Back at the bustling market square, the exuberance of the Spanish youth gradually spread through the rows. The legs of the toreadors sliced the air like knife edges; their leader, Espada (Evgeny Zhukov), missed no chance to parade his oomph; the sultry show of Olga Sizykh’s street dancer heated the air so much that the men began to brawl over the women – but the arrival of Don Quixote (on top of his armored old nag Rocinante) chilled passions. (more…)

Reassuring

“Chopiniana”/“Grand Pas from the Ballet Paquita
Bolshoi Ballet
Bolshoi Theatre (Historic Stage)
Moscow, Russia
February 14, 2024

by Ilona Landgraf
Copyright © 2024 by Ilona Landgraf

 1. A.Denisova, “Chopiniana” by M.Fokine, Bolshoi Ballet 2024 © Bolshoi Ballet / D.Yusupov The musicians of the Bolshoi Orchestra are on their toes. After acknowledging the welcoming applause, conductor, Pavel Klinichev, raised his baton in the same instant that he turned around to face them. The vigorous bars that he prompted belonged to a Polonaise by Chopin. It opened Mikhail Fokine’s romantic Chopiniana (1908), which the Bolshoi Ballet revived in November 2022. It’s the first part of a double bill the second piece of which – the Grand Pas from Petipa’s Paquita – has been a landmark of classical dance since its creation in 1881.
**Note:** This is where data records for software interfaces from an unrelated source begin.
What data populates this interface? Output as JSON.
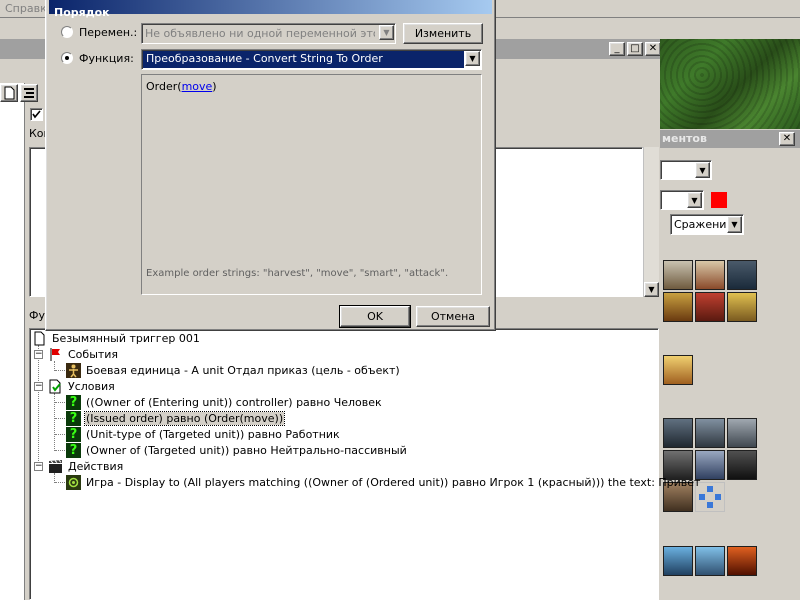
{
  "menu": {
    "help": "Справка"
  },
  "dialog": {
    "title": "Порядок",
    "variable_radio_label": "Перемен.:",
    "variable_combo_value": "Не объявлено ни одной переменной этого тип",
    "change_button": "Изменить",
    "function_radio_label": "Функция:",
    "function_combo_value": "Преобразование - Convert String To Order",
    "param_prefix": "Order(",
    "param_link": "move",
    "param_suffix": ")",
    "example_text": "Example order strings:  \"harvest\", \"move\", \"smart\", \"attack\".",
    "ok_button": "OK",
    "cancel_button": "Отмена"
  },
  "editor": {
    "comment_label": "Ком",
    "functions_label": "Фу",
    "tree": {
      "root": "Безымянный триггер 001",
      "events_label": "События",
      "event_1": "Боевая единица - A unit Отдал приказ (цель - объект)",
      "conditions_label": "Условия",
      "condition_1": "((Owner of (Entering unit)) controller) равно Человек",
      "condition_2": "(Issued order) равно (Order(move))",
      "condition_3": "(Unit-type of (Targeted unit)) равно Работник",
      "condition_4": "(Owner of (Targeted unit)) равно Нейтрально-пассивный",
      "actions_label": "Действия",
      "action_1": "Игра - Display to (All players matching ((Owner of (Ordered unit)) равно Игрок 1 (красный))) the text: Привет"
    }
  },
  "palette": {
    "title": "ментов",
    "category_select": "Сражение",
    "player_color": "#ff0000"
  }
}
There’s no need to discuss how Fokine’s choreography was performed. The Bolshoi is a guarantor of sublime performances. Indeed, the unity of the corps was nothing less than staggering; every step was measured yet effortless like an outpouring of natural decency. Perfect proportions soothed the eye. As the leading sylphs, Anastasia Stashkevich, Elizaveta Kruteleva, and Anastasia Denisova paid great attention to detail, adding the right tinge of buoyancy, melancholy, or playfulness to their solos. Vyacheslav Lopatin’s poet combined sensitivity and decisiveness. His clean and – at times mighty – jumps earned applause. Alyona Pikalova’s set design – an arch of gnarled treetops opening onto a sunny water meadow – invited the mind to dream.
I’ve watched several companies dance Chopiniana, but no performance was as complete as the Bolshoi’s. Perhaps due to experiencing messy times in my home country of Germany (and in the West in general), the refined order and serenity of Chopiniana felt especially comforting. It seemed like the epitome of civilization. (more…)

Prix de Lausanne 2024

“Rising Stars”
Théâtre de Beaulieu
Lausanne, Switzerland
February 04, 2024 (livestream)

by Ilona Landgraf
Copyright © 2024 by Ilona Landgraf

1. Finalists, Prix de Lausanne 2024 © G.BatardonYear after year, the organization team of the Prix de Lausanne has done a great job offering its online audience insight into the competition. This year, the one-week event concluded with a newly launched Rising Stars gala, which presented the finalists and three new choreographies. It was also streamed live. (more…)